What is required:
I need the entries printed again word for word, without the images.

=-=-=

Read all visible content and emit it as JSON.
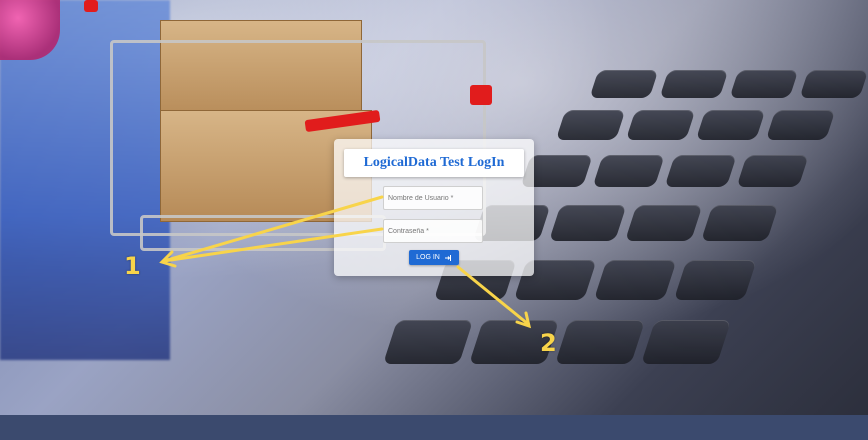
{
  "login": {
    "title": "LogicalData Test LogIn",
    "username_placeholder": "Nombre de Usuario *",
    "password_placeholder": "Contraseña *",
    "login_button_label": "LOG IN",
    "login_icon": "login-arrow-icon",
    "accent_color": "#1f6ad4"
  },
  "annotations": {
    "marker_1": "1",
    "marker_2": "2",
    "color": "#f8d44a"
  }
}
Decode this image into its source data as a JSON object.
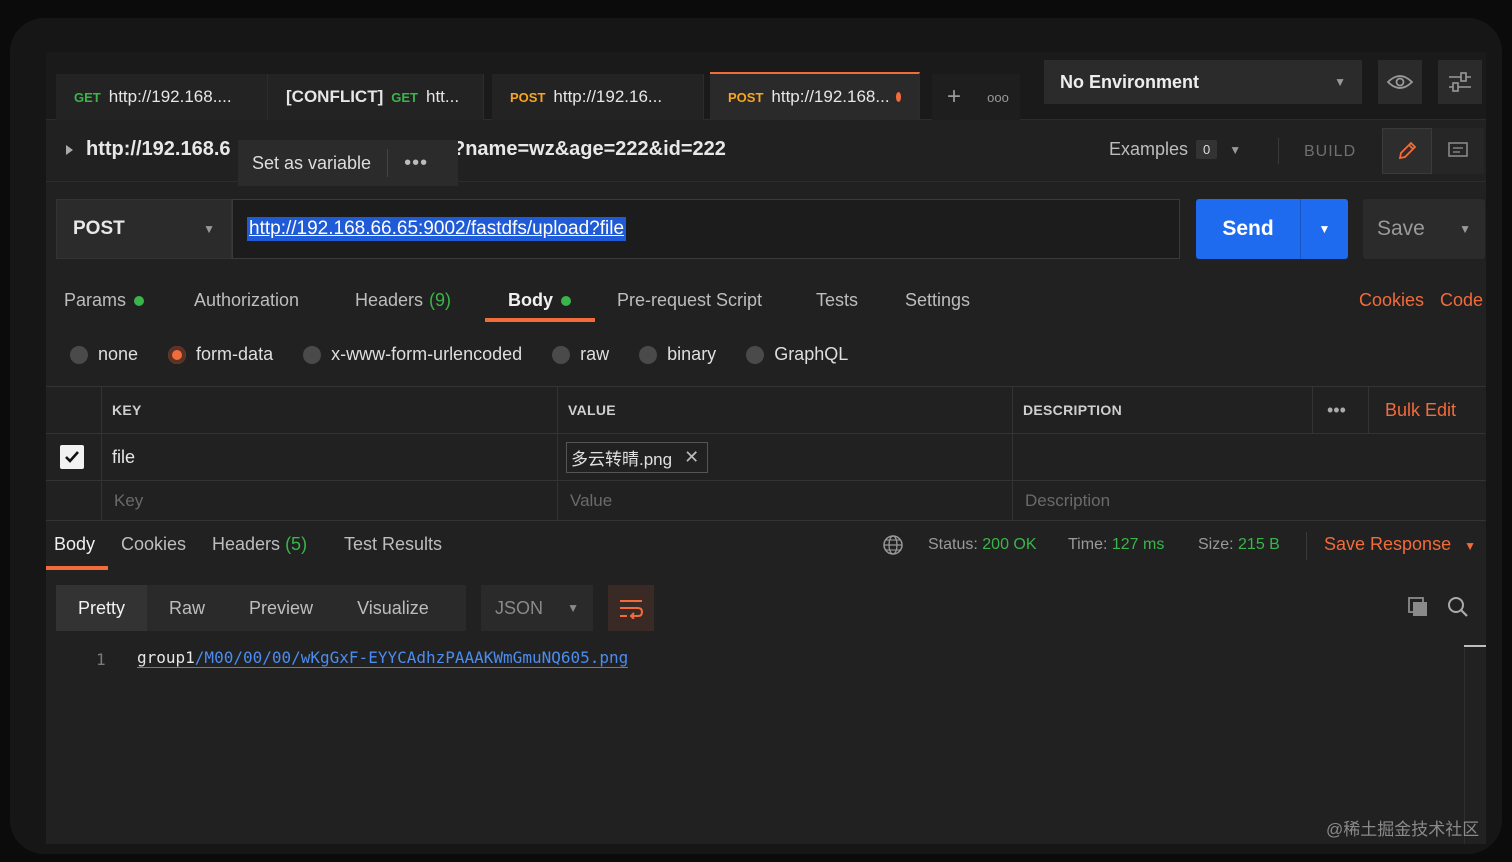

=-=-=

Answer for this exercise:
Read all visible content and emit it as JSON.
{
  "login": {
    "title": "LogicalData Test LogIn",
    "username_placeholder": "Nombre de Usuario *",
    "password_placeholder": "Contraseña *",
    "login_button_label": "LOG IN",
    "login_icon": "login-arrow-icon",
    "accent_color": "#1f6ad4"
  },
  "annotations": {
    "marker_1": "1",
    "marker_2": "2",
    "color": "#f8d44a"
  }
}
Decode this image into its source data as a JSON object.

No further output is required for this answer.